=== Section Start ===
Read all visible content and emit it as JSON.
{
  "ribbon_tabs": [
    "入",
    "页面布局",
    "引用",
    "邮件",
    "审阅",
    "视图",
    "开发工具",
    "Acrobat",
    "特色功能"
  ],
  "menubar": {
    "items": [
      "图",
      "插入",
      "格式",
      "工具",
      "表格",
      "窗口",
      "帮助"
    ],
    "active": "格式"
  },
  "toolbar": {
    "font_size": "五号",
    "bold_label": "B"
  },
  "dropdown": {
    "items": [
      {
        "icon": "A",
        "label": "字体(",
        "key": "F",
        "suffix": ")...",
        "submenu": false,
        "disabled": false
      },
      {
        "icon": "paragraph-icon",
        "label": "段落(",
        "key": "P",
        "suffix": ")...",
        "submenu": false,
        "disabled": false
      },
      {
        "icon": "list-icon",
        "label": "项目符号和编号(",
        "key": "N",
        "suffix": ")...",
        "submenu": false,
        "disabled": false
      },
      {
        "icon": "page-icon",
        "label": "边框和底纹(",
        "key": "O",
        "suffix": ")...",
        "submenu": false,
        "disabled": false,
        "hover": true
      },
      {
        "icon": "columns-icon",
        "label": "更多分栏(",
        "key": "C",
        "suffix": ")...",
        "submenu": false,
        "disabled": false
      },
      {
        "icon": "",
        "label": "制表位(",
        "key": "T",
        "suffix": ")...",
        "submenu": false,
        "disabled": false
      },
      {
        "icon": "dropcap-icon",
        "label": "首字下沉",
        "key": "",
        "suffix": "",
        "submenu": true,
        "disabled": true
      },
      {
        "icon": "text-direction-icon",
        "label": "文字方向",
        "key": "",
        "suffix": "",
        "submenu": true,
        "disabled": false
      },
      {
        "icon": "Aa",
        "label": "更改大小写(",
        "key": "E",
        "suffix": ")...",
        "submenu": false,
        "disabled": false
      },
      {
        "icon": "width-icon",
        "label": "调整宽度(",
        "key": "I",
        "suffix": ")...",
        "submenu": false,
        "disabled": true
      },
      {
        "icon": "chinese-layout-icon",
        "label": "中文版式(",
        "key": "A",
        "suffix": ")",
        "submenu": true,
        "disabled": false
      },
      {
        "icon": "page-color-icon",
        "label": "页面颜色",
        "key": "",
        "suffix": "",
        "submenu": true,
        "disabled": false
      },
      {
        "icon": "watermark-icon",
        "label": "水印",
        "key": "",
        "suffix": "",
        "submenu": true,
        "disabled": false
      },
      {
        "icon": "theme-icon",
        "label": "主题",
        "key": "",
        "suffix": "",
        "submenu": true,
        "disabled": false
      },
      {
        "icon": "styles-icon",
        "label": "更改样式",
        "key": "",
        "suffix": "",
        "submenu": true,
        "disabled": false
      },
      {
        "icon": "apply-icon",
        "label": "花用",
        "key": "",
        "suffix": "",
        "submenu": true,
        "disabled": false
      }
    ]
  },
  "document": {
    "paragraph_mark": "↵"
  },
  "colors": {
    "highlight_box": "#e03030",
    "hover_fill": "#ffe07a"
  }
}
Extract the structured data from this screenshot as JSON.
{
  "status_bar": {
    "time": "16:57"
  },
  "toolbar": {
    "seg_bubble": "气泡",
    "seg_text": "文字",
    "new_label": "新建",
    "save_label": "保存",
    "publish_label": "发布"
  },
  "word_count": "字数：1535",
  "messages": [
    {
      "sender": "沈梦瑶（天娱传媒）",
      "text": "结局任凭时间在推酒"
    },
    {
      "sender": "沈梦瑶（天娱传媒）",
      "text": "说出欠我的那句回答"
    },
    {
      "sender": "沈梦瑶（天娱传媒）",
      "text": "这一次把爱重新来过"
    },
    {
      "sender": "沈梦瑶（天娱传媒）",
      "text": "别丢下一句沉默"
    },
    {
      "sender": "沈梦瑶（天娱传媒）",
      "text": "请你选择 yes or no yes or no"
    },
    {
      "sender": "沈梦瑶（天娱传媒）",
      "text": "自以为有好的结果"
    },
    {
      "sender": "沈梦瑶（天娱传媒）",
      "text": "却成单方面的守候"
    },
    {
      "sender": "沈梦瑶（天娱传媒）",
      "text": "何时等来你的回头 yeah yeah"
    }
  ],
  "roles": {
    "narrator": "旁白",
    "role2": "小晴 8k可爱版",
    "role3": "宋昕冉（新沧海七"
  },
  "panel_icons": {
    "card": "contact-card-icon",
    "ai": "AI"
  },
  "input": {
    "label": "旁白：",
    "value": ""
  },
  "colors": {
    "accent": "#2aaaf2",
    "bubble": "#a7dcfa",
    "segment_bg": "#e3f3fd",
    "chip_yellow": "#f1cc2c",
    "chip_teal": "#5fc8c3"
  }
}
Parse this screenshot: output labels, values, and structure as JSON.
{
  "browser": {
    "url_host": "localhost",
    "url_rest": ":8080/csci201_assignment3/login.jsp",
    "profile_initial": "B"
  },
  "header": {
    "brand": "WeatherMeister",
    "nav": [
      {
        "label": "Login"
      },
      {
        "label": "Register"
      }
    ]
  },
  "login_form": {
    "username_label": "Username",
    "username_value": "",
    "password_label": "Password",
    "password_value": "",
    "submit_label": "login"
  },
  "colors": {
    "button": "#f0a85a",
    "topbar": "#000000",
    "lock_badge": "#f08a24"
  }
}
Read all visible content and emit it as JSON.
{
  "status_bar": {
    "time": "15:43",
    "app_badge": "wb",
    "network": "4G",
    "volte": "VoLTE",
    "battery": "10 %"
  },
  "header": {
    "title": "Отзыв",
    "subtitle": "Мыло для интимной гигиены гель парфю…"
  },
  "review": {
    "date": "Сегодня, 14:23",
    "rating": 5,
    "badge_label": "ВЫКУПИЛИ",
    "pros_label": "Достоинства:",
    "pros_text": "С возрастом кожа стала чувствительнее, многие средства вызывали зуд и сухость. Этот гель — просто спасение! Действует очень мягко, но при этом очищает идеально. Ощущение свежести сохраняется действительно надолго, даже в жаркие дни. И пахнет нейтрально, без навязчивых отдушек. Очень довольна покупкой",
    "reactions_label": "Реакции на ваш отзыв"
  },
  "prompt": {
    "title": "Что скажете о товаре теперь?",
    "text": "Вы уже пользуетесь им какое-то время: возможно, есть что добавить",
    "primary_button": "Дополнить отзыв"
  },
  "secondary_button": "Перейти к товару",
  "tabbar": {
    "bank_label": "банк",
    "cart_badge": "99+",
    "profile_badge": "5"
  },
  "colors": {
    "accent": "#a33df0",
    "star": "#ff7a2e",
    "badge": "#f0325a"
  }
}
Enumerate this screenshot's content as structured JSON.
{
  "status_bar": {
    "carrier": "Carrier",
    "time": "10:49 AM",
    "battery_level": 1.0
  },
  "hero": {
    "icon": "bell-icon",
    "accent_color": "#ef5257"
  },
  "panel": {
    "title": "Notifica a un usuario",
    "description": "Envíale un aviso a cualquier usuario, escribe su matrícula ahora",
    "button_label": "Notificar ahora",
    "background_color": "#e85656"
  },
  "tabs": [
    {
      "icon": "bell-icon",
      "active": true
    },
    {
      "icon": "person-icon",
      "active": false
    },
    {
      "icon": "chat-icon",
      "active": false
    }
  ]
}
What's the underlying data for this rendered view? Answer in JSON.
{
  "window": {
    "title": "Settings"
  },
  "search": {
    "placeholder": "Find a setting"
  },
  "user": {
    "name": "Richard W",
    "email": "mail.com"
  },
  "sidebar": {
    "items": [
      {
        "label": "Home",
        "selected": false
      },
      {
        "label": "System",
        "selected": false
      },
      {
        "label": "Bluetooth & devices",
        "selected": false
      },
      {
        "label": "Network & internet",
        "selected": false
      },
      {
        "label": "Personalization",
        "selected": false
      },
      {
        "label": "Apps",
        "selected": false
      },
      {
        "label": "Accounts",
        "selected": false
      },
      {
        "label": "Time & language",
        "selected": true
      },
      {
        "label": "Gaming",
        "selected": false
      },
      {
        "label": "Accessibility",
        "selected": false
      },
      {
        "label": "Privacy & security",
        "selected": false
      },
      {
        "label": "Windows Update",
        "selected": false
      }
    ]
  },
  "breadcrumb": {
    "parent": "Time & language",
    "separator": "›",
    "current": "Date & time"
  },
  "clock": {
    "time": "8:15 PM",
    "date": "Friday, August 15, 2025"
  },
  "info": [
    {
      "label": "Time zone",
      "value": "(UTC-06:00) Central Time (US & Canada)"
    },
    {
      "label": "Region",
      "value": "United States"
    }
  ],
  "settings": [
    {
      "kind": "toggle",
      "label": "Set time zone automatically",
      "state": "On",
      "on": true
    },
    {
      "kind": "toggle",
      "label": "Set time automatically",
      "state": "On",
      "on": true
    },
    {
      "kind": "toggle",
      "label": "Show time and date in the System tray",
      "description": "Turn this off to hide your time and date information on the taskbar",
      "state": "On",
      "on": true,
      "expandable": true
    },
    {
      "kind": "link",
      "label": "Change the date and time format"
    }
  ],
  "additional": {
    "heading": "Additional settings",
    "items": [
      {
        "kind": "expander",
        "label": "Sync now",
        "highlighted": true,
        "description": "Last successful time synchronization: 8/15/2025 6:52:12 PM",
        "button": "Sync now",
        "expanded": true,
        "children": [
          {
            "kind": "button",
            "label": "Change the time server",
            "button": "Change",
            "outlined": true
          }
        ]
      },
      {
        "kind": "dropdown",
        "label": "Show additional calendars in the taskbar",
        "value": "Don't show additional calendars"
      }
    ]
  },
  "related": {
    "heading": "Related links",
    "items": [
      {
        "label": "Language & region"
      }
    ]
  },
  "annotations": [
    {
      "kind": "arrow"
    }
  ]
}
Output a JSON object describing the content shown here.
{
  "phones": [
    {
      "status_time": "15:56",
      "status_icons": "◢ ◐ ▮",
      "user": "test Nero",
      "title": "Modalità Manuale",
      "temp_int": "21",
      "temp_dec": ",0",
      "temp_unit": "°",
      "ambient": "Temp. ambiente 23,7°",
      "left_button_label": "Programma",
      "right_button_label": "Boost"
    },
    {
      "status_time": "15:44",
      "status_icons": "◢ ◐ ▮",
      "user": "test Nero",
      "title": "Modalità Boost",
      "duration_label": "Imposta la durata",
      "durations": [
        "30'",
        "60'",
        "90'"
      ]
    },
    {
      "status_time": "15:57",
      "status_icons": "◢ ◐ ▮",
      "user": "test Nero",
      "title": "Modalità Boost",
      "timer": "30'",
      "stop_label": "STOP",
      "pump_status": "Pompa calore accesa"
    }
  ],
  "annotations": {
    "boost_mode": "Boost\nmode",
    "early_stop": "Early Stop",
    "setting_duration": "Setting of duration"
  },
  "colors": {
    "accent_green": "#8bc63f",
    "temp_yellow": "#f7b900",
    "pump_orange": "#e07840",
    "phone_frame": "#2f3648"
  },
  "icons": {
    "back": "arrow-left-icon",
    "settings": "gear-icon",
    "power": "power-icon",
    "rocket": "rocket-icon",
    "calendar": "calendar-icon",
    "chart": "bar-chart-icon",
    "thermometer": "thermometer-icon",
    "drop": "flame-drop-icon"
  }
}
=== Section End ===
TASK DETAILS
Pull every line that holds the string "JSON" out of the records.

OUTPUT BELOW
Read all visible content and emit it as JSON.
Extract the structured data from this screenshot as JSON.
Parse this screenshot: output labels, values, and structure as JSON.
Read all visible content and emit it as JSON.
Enumerate this screenshot's content as structured JSON.
What's the underlying data for this rendered view? Answer in JSON.
Output a JSON object describing the content shown here.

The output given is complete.